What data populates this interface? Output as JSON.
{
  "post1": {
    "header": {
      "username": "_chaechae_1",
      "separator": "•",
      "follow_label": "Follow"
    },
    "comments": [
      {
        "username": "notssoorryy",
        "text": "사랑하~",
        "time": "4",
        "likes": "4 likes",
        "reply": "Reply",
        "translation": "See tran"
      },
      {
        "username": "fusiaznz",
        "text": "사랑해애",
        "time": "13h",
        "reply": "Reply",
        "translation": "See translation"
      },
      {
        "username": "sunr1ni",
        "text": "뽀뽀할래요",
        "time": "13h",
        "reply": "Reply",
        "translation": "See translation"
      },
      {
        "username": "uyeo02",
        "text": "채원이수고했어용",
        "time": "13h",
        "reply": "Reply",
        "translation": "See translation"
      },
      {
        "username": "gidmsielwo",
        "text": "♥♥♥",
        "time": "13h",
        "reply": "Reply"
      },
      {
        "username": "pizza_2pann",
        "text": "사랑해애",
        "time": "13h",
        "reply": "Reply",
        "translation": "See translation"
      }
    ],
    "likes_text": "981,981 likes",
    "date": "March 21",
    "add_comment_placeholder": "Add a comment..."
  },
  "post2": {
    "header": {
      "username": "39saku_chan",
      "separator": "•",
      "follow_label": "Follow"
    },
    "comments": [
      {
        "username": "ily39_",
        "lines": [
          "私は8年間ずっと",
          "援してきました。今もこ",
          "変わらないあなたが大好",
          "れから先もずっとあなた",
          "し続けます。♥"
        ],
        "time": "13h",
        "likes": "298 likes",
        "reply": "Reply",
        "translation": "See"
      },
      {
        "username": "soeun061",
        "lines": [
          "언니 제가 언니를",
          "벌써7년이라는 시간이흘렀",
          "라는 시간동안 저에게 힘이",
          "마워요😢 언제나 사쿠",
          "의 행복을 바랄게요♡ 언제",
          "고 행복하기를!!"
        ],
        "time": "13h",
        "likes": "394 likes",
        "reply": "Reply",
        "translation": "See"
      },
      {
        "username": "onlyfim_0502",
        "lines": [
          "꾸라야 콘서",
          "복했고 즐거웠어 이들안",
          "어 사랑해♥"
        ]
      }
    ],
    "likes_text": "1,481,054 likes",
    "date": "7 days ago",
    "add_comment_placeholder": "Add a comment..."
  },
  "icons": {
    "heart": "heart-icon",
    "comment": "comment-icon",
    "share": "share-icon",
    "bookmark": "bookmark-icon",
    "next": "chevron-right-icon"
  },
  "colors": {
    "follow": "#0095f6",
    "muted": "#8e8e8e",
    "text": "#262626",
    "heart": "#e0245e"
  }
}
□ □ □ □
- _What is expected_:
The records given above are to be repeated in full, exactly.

- _Task answer_:
What data populates this interface? Output as JSON.
{
  "post1": {
    "header": {
      "username": "_chaechae_1",
      "separator": "•",
      "follow_label": "Follow"
    },
    "comments": [
      {
        "username": "notssoorryy",
        "text": "사랑하~",
        "time": "4",
        "likes": "4 likes",
        "reply": "Reply",
        "translation": "See tran"
      },
      {
        "username": "fusiaznz",
        "text": "사랑해애",
        "time": "13h",
        "reply": "Reply",
        "translation": "See translation"
      },
      {
        "username": "sunr1ni",
        "text": "뽀뽀할래요",
        "time": "13h",
        "reply": "Reply",
        "translation": "See translation"
      },
      {
        "username": "uyeo02",
        "text": "채원이수고했어용",
        "time": "13h",
        "reply": "Reply",
        "translation": "See translation"
      },
      {
        "username": "gidmsielwo",
        "text": "♥♥♥",
        "time": "13h",
        "reply": "Reply"
      },
      {
        "username": "pizza_2pann",
        "text": "사랑해애",
        "time": "13h",
        "reply": "Reply",
        "translation": "See translation"
      }
    ],
    "likes_text": "981,981 likes",
    "date": "March 21",
    "add_comment_placeholder": "Add a comment..."
  },
  "post2": {
    "header": {
      "username": "39saku_chan",
      "separator": "•",
      "follow_label": "Follow"
    },
    "comments": [
      {
        "username": "ily39_",
        "lines": [
          "私は8年間ずっと",
          "援してきました。今もこ",
          "変わらないあなたが大好",
          "れから先もずっとあなた",
          "し続けます。♥"
        ],
        "time": "13h",
        "likes": "298 likes",
        "reply": "Reply",
        "translation": "See"
      },
      {
        "username": "soeun061",
        "lines": [
          "언니 제가 언니를",
          "벌써7년이라는 시간이흘렀",
          "라는 시간동안 저에게 힘이",
          "마워요😢 언제나 사쿠",
          "의 행복을 바랄게요♡ 언제",
          "고 행복하기를!!"
        ],
        "time": "13h",
        "likes": "394 likes",
        "reply": "Reply",
        "translation": "See"
      },
      {
        "username": "onlyfim_0502",
        "lines": [
          "꾸라야 콘서",
          "복했고 즐거웠어 이들안",
          "어 사랑해♥"
        ]
      }
    ],
    "likes_text": "1,481,054 likes",
    "date": "7 days ago",
    "add_comment_placeholder": "Add a comment..."
  },
  "icons": {
    "heart": "heart-icon",
    "comment": "comment-icon",
    "share": "share-icon",
    "bookmark": "bookmark-icon",
    "next": "chevron-right-icon"
  },
  "colors": {
    "follow": "#0095f6",
    "muted": "#8e8e8e",
    "text": "#262626",
    "heart": "#e0245e"
  }
}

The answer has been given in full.